Description of the task - Report back every line below that carries the word "image".

————————

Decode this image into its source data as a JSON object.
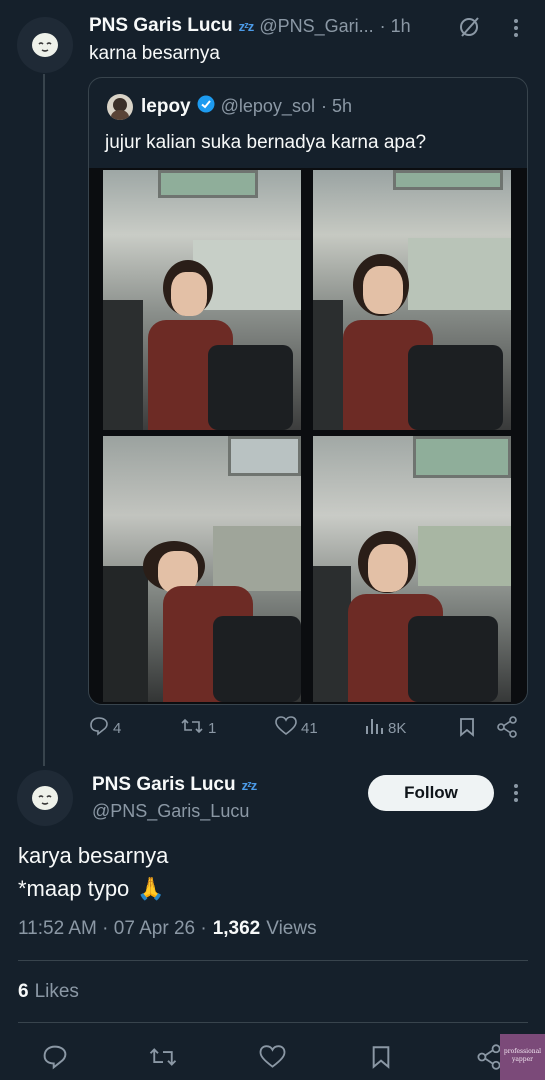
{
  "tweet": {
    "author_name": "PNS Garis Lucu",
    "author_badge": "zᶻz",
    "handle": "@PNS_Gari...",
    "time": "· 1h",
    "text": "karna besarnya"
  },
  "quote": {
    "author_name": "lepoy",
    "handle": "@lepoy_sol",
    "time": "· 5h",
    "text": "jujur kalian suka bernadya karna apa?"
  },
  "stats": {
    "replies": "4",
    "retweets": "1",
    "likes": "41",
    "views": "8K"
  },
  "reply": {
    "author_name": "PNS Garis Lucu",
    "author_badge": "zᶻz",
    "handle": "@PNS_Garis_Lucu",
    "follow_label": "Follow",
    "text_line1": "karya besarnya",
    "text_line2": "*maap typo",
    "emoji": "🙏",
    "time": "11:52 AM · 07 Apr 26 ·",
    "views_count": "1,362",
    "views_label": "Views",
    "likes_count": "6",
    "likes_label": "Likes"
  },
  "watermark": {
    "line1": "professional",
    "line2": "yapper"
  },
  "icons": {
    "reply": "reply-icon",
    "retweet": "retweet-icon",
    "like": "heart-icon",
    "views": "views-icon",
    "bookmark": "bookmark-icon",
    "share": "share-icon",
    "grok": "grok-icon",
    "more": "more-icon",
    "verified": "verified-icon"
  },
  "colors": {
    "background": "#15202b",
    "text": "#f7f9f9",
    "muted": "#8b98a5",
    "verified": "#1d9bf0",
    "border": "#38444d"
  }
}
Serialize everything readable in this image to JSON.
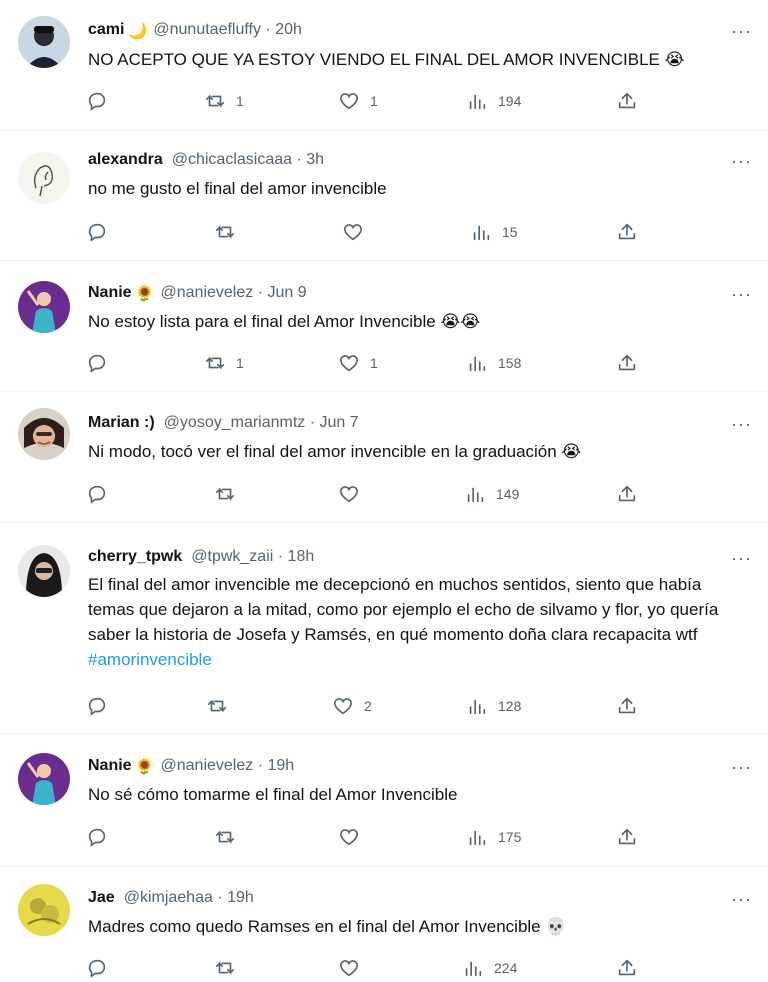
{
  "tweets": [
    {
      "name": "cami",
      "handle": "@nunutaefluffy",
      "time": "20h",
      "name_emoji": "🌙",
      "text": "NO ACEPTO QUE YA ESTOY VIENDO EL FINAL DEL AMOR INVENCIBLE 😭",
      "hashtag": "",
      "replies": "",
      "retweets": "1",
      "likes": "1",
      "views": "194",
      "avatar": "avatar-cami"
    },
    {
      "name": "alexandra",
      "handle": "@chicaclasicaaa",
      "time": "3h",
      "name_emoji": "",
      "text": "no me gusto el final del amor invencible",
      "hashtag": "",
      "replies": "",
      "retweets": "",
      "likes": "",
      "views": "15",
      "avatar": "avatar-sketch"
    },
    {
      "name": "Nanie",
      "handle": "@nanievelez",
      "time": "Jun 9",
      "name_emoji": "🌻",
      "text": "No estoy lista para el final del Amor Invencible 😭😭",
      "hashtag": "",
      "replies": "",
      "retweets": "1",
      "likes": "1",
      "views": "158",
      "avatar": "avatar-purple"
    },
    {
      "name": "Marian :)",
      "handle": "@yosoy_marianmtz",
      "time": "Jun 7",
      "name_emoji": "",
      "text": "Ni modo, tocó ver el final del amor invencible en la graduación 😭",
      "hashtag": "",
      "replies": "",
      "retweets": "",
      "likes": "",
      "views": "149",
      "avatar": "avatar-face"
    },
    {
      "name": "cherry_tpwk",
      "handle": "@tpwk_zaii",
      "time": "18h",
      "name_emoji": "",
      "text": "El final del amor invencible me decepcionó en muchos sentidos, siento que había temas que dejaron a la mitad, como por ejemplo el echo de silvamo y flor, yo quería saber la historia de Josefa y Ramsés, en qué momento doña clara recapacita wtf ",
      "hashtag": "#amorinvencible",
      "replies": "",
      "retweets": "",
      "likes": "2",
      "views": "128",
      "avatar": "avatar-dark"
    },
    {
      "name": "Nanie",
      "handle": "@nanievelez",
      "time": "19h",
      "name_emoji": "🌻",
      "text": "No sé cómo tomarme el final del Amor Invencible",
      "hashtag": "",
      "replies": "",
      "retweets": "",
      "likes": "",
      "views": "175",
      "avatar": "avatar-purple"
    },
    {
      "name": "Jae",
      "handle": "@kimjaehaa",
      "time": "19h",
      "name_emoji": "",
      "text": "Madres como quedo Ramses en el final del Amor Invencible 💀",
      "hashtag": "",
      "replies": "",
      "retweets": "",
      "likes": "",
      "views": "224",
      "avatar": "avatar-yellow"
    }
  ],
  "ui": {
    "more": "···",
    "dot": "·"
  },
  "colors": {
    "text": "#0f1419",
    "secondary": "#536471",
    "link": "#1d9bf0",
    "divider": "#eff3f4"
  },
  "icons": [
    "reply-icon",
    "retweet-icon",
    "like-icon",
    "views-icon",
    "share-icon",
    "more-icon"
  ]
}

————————

Result of the exercise -
Decode this image into its source data as a JSON object.
Serialize everything readable in this image to JSON.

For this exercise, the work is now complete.